This study provides an overview of key differences among COVID-19 patients presenting at Institut Méditerranée Infection during the first wave (March 3 – April 27, 2020) and first part of the second wave (June 15 – August 15, 2020) of the pandemic in Marseille, France’s second largest city. Persons presenting at the facility were tested for SARS-CoV-2 using PCR irrespective of symptoms. Cases in the first period were more likely to be older. However, caution should be taken when interpreting these results, as demographic data analyzed included the peak of the first wave (early April) of COVID-19 in the country, while data analyzed for the second wave did not include its peak (which occurred after August) and thus, may not reflect the complete picture of COVID-19 cases detected in the entire second wave. In addition, while mortality rate was 1.1% for cases identified between March 3 and April 27, and 0.1% between June 15 and August 15, analysis of additional data showed mortality rate of 0.8% for the period June 15 to September 30. Continuous monitoring of regional trends and outcomes in COVID-19 cases is needed to inform prevention and control efforts, as well as planning for healthcare needs.

Study design

Retrospective Cohort

Study population and setting

The study compared differences among COVID-19 patients seen at Institut Méditerranée Infection, a university hospital dedicated to research in infectious and tropical diseases, during the first wave (March – April 2020) and second wave (June – August 2020) of the pandemic in Marseille, France. From early March, the hospital tested everyone presenting at its facility without regard to symptoms. COVID-19 treatment at both time periods included use of hydroxychloroquine and/or azithromycin.

Summary of Main Findings

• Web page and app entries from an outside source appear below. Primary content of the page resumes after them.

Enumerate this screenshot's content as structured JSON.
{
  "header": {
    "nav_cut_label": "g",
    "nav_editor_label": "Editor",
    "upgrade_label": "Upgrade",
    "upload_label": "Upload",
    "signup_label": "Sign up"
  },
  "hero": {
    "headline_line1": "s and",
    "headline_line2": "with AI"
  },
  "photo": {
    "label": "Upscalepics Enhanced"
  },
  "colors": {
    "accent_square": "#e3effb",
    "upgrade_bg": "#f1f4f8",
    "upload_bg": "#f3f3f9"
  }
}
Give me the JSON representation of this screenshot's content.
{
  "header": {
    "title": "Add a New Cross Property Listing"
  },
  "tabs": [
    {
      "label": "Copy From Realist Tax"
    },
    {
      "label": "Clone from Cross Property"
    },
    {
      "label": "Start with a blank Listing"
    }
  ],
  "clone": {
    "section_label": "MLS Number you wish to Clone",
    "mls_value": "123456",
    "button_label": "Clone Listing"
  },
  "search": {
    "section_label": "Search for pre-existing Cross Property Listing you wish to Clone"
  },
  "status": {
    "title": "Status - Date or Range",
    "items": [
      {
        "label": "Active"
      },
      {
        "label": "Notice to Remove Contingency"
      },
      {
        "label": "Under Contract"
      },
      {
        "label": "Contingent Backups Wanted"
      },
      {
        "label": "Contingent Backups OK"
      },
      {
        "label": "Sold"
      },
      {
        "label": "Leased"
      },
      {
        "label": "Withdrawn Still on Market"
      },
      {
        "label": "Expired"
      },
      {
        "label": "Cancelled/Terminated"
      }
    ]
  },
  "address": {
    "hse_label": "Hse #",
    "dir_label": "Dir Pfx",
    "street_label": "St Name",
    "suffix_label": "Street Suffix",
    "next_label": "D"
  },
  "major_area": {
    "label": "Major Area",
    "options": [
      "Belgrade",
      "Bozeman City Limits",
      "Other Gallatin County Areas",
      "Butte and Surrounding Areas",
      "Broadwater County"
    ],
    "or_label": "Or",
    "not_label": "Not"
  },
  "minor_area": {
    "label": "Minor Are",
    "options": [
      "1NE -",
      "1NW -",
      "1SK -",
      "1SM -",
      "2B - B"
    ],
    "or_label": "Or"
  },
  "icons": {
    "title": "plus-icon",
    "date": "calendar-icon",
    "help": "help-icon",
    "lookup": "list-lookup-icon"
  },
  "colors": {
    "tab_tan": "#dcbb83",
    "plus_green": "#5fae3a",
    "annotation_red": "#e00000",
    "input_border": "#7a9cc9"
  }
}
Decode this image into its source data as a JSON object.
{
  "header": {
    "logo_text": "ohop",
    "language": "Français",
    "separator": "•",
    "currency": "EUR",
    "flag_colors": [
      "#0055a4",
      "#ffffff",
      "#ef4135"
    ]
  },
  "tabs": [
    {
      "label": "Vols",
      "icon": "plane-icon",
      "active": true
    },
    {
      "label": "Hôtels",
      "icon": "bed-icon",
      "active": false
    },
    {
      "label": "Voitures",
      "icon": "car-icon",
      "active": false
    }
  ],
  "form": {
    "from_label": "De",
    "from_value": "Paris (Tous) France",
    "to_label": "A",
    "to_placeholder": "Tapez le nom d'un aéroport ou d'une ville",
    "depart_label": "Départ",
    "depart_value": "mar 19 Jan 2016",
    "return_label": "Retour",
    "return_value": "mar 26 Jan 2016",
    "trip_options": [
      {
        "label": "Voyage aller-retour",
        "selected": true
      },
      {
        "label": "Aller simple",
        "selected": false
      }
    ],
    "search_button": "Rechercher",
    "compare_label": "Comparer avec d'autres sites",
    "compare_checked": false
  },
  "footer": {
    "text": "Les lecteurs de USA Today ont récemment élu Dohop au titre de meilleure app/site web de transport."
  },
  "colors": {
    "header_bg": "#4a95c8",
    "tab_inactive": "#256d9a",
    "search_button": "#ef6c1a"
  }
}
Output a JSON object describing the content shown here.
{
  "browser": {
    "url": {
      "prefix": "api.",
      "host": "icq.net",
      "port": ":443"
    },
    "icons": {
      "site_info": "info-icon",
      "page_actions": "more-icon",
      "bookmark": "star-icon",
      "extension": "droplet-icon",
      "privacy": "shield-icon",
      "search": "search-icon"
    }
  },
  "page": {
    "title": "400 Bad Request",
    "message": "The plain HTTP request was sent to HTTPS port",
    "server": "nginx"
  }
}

From March 3 to April 27, 3737 COVID-19 cases were identified, while 768 cases were identified from June 15 to August 15. Cases identified from March 3 to April 27 were more likely to be older (45.3 years vs. 39.2 years), hospitalized (18% vs. 10.7%), and transferred to the ICU (1.8% vs. 0.9%). They were also less likely to be male (45.6% vs. 52.6%). There was no significant difference in prevalence of loss of taste or loss of smell between patients identified from March 3 to April 27, and those identified from June 15 to August 15. However, patients in the first wave had higher lymphocyte and platelet counts, fibrinogen and D-dimer levels than those in the second wave. Viral load was higher among patients in the second wave. The overall mortality rate was 1.1% for cases identified from March 3 to April 27. Overall mortality was 0.1% from June 15 to August 15. Additional data was collected up to September 30 for 3557 patients (of whom 33 died), raising the total mortality from June 15 to September 30 to 0.8%. However, demographic characteristics were not described for these additional patients.

Study Strengths

Individuals presenting to the facility underwent SARS-CoV-2 PCR testing regardless of symptomatology.

Limitations

While data analyzed included the peak of the first wave (early April 2020) of COVID-19 in the country, data analyzed on demographic and clinical factors for the second wave only captured the first part of the second wave (June – August), but did not include its peak (which occurred after August). No indication that analyses were adjusted for confounding.

Value added

Highlights key differences in demographic and clinical characteristics of COVID-19 patients at Institut Méditerranée Infection in Marseille, France, during the first wave and first part of the second wave of the COVID-19 pandemic in the country.

This review was posted on: 22 March 2021